*The task*.
Which of the lines below contain the string "Fahad"? Copy each one.

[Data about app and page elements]
- - - - -

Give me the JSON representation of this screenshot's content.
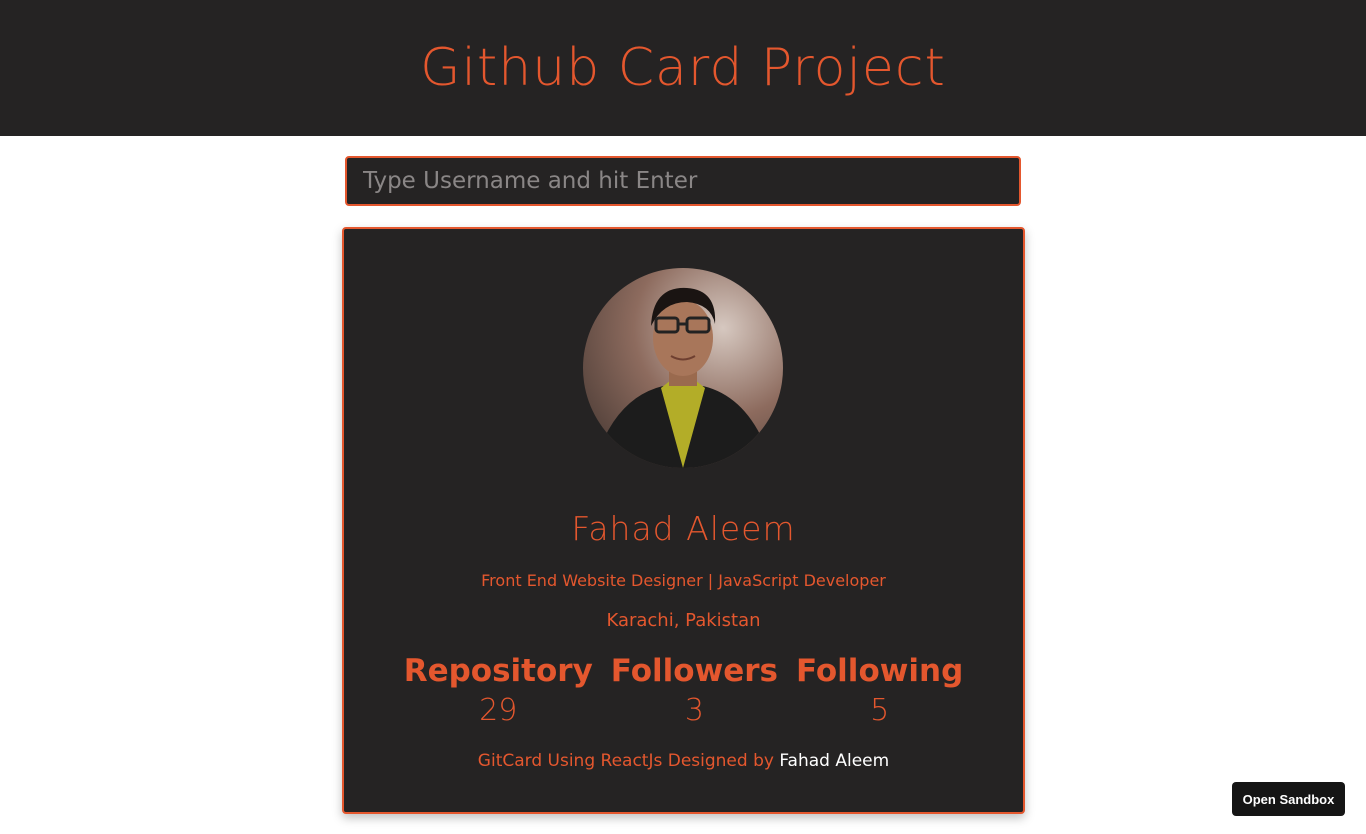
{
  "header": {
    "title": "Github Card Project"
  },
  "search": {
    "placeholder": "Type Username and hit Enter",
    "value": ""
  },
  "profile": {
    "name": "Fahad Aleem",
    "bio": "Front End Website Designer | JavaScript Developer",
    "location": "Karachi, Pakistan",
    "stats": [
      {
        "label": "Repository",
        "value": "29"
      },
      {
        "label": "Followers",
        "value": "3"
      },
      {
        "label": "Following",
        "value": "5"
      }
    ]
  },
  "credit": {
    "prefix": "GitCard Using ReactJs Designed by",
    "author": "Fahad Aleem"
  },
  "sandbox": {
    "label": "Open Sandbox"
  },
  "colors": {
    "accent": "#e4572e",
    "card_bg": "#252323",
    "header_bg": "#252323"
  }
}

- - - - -

*Worked solution*.
    "name": "Fahad Aleem",
    "author": "Fahad Aleem"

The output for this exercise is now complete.